Proper Equipment Helps Prevent Injuries for Equestrians Too
Equestrian activities are extremely popular in the United States, with more than 30 million participants, according to CDC estimates. 1 Due to the speeds, height, and weight of the horses, injuries are relatively frequent, and can be severe. Estimates from the National Electronic Injury Surveillance System (NEISS) indicate that 76,000 individuals were treated in U.S. Emergency Departments in 2004, with 23,000 under the age of 18. 2
Injury rates exceed that of motorcycle racing, skiing, and American football, with a large percentage of injuries leading to long-term disability. 1 Fatality rates are also among the highest of all sporting events, with numbers as high as 1 in 10,000 riders, mostly due to head injury. 3 Given the high incidence of injuries and volume of participants, sports medicine physicians and equestrian athletes should be aware of the injuries associated with this sport.
Experience also appears to be closely associated with injury risk. In a study of 679 equestrians, authors found 1 in 5 athletes experienced an injury during their riding career. Novice riders experienced a five-fold increase in injury rates compared to advanced riders, and an eight-fold increase compared to professional riders. This information suggests that special attention should be paid to novice riders in regard to teaching and preventable measures given their increased risk of injury. 2
The majority of serious injuries are related to head trauma. Helmets have been shown to decrease the injury risk and severity during equestrian activities, but widespread use is lacking. Seventy-four percent of novice riders report wearing helmets when riding, but that number decreases to 58 percent of advanced riders. 2 Helmets are often required at sanctioned riding events, but limited use outside of events is a concern.
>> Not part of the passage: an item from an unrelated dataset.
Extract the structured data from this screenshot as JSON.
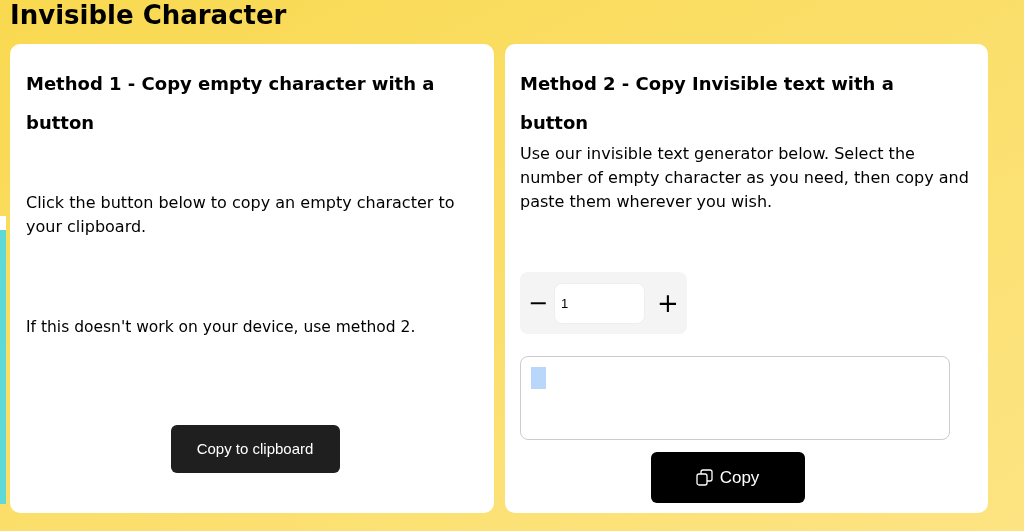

Protective vests are also required by the majority of riding organizations, but regular use outside of events is uncommon. Chest, rib, collar bone fractures, collapsed lung, etc. are very common in this group.
Equestrian riders have one of the highest injury and fatality rates of all sporting participants. Novice riders should take extra precautions to minimize risks. The regular use of helmets and chest protection is highly recommended. Riders and physicians should work closely together to help minimize injury risk in this unique group of athletes
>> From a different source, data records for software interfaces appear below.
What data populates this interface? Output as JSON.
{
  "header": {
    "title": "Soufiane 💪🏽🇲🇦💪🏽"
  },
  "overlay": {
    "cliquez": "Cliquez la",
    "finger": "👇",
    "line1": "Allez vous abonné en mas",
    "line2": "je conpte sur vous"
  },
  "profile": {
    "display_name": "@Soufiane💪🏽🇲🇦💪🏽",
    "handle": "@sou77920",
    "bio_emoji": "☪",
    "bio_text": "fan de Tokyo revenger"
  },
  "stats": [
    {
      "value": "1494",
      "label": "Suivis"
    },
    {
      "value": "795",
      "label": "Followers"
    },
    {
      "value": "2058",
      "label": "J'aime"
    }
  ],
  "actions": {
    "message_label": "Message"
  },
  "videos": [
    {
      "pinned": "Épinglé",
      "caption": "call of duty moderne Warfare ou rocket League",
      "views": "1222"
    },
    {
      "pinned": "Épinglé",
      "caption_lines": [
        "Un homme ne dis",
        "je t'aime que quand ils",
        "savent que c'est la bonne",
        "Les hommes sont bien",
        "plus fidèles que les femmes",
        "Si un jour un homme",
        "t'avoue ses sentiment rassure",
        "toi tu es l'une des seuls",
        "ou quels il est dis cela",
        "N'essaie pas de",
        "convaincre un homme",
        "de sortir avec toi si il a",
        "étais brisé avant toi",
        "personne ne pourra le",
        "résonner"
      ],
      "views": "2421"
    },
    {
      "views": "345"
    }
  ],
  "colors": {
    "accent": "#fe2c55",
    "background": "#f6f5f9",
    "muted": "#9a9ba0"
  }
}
References 1. Havlik HS. Equestrian sport-related injuries: a review of current literature. Curr Sports Med Rep. 2010 Sep-Oct;9(5):299-302. 2. Mayberry JC, Pearson TE, Wiger KJ, Diggs BS, Mullins RJ. Equestrian injury prevention efforts need more attention to novice riders. J Trauma. 2007 Mar;62(3):735-9. 3. Smartt P, Chalmers D. A new look at horse-related sport and recreational injury in New Zealand. 1 J Sci Med Sport. 2009 May;12(3):376-82.